A quick countdown from 3 and we were off. I power-cleaned the bar pretty easily and did a 100-pound thruster. First thoughts: This was pretty easy. Did 2, then 3, then 4, then 5. Thought, This is pretty simple. Shit, I might actually get to touch the pull-up bar. I did 6 and that one started to feel tough. I dropped the bar to take a breather.

That’s when it was over. I lost the rhythm and had to drop to singles with a couple of failed attempts. Therein is a lesson: If everything’s going OK, don’t take your fucking hands off the bar.  Work through it. Looking at you, Dan.

I heard a couple of people yelling my name. Which is always nice. Meanwhile, other people were swinging from the bar like monkeys.  But 4 minutes is not very long, and before I knew it there were only a few seconds left. After a while I remembered my judge’s advice and made a conscious effort in the thruster to pop my hips when coming out of the hole.1 It was a 100% accurate and helpful tip and I thank her for that.  It helped me grind out reps 12 and 13 in a row, and that was it. Coach called time, and that was my score. Thirteen.  My judge gave me a high-five. There was a time in my life, not very long ago, when CrossFit’s style of relentless positivity would get on my nerves because I’d be sullen and self-defeating and think I didn’t deserve it. Not so much anymore. I still think I didn’t do a whole lot, but it’s very sweet.  Here’s some video, plus lots of cute baby footage.

So there we have it. To be honest, a score of 13 is piddly but better than I thought I’d do. That’s my story of the 2013 Open: Piddly but better than I thought I’d do. Put that on a T-shirt.

Final thoughts

• What place am I in? I wish I could say for certain what place I’m in worldwide, but I’m not really placed. Since I missed 13.4, that meant I couldn’t get an overall score for the whole CrossFit Open. You skip a week, you’re out. After 13.3, I was in 57,500th place. Nice round number. I’ll take it.

I never did the Open to earn a place anyway.  I did it because it seemed fun, and it was. I had a blast.  It was nerve-wracking yet low-key. It was far more challenging than I had expected and yet I was done in just a few minutes each time.  I didn’t prepare for any of it and yet everything was familiar.

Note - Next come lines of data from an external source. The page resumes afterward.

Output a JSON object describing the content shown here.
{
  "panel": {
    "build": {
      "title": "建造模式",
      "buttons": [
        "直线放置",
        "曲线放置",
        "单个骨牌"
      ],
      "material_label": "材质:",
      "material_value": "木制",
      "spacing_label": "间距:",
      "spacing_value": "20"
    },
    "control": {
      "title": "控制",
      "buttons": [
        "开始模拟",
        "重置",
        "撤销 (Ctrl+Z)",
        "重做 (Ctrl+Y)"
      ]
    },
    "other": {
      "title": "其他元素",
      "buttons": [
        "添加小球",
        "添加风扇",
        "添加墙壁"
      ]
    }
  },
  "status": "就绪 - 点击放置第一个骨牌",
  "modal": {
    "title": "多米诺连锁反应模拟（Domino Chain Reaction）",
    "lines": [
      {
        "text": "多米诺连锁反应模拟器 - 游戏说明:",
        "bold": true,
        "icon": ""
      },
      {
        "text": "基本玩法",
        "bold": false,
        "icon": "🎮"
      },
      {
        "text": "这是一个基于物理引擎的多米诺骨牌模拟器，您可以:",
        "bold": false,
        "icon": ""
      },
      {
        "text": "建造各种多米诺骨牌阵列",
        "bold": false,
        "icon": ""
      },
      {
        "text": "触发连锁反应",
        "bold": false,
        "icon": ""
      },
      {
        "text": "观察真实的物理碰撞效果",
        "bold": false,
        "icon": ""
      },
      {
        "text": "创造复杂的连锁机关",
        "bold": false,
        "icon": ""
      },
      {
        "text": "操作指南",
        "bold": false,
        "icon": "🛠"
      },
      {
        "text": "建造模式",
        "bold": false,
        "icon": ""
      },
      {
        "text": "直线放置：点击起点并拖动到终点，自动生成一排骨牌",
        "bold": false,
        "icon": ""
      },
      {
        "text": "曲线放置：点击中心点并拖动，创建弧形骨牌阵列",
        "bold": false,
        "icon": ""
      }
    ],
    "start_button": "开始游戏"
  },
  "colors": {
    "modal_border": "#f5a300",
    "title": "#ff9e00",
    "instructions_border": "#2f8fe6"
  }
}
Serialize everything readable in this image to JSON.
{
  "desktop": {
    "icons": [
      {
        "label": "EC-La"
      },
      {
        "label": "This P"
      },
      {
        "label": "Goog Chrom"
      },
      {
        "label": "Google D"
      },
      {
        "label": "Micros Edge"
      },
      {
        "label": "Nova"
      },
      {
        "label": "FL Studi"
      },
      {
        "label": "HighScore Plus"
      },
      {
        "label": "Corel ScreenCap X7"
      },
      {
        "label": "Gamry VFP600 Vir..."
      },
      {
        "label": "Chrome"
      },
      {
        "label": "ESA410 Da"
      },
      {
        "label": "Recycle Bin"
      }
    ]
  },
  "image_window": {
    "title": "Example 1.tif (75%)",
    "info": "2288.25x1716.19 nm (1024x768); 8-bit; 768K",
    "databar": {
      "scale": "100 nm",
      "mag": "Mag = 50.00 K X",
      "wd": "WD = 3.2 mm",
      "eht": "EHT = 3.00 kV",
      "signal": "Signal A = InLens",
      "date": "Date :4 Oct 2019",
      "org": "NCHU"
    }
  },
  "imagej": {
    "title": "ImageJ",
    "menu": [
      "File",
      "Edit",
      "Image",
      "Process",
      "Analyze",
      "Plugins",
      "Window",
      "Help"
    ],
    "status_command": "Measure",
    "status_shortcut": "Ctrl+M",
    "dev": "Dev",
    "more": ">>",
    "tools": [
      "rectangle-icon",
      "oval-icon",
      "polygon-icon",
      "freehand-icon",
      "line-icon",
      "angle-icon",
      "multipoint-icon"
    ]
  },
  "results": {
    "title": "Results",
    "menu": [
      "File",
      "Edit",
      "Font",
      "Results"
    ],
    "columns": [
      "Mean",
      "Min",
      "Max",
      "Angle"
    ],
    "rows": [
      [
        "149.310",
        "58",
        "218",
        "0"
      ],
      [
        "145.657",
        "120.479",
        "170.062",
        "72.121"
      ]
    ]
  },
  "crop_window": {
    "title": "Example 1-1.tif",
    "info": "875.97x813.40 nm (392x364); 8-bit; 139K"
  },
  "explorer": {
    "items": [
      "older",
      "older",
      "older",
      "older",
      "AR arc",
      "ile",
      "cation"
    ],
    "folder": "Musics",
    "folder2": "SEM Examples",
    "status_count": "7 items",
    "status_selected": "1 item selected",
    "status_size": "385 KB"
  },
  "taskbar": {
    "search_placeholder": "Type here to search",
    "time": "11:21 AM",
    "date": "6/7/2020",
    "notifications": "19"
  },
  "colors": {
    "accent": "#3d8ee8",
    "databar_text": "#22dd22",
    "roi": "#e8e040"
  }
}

• What would I have done differently? Nothing. Maybe if I give an answer, it’s “I should’ve been stronger.” But that’s not something I can, like, prepare for on short notice.  Know what I mean?  It’s a long-term goal. I’m working on it.

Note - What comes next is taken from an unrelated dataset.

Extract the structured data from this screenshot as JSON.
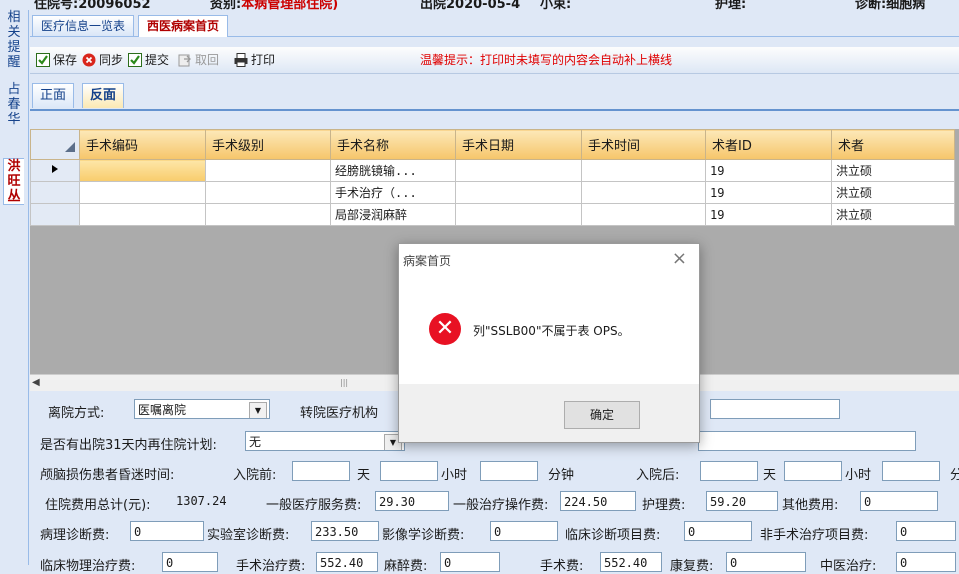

• Is the Open within the reach of a low-level CrossFitter like me? This is a big question I thought about a lot. It’s another big reason why I wanted to do this. When I first heard about the Open I thought it was for elites only. It was a surprise that a schmoe like me could actually (a) sign up and (b) score a few points.

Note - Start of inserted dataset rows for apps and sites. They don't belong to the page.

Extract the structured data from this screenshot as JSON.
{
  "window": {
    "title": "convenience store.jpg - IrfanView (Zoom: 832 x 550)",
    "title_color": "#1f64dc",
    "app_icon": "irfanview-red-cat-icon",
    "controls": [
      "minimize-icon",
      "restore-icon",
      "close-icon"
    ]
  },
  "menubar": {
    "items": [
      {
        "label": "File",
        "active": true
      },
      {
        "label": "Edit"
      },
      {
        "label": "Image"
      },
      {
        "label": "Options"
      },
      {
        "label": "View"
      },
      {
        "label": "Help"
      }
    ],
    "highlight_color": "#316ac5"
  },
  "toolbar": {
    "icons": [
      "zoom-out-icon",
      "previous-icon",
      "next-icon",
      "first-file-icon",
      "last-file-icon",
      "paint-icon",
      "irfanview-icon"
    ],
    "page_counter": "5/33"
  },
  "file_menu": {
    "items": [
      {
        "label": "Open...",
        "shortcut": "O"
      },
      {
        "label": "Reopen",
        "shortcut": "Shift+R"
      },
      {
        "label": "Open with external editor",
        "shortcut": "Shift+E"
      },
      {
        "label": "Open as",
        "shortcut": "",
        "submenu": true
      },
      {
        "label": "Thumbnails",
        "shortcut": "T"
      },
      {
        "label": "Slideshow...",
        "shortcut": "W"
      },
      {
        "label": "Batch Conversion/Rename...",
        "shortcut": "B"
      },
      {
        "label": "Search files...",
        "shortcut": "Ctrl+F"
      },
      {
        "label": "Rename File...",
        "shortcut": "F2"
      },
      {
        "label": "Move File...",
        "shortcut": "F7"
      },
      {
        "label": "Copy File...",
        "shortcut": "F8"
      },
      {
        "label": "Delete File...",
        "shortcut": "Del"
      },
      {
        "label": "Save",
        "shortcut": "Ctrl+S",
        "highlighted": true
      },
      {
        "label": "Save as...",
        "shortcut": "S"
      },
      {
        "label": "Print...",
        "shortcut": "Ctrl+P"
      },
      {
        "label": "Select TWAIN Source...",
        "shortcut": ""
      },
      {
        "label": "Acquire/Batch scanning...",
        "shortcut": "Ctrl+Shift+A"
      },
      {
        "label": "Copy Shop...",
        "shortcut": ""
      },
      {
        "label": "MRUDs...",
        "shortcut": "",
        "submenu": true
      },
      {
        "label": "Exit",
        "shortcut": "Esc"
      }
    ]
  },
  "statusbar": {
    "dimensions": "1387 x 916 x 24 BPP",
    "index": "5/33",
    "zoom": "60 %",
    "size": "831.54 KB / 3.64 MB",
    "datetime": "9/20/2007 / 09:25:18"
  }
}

I’m conflicted. I’m a little let down that all of it was on the cusp of what I can do and some of it was well beyond me, to the point where 13.4 I flat-out couldn’t do. Same deal with Nik — she got shut out of 13.4 much to her disappointment. Then again the Open would have been pointless if it wasn’t challenging. They should at least set the bar high enough so that you can’t just fucking step over it for god’s sake.

• Would I do the Open again? Oh yes. By next year I want to be bigger and stronger and more capable of doing awesome shit. I don’t ever plan on being good enough to matter, but I plan on being able at least to attempt and finish all 5 workouts and not have to drop out because I’m weak sauce. Put that on a T-shirt. Or one of those goofy inspirational quote-image things all over Facebook.

weaksauce

  1. One thing I like about weightlifting is all the terms that are unintentionally filthy. As you may have noticed.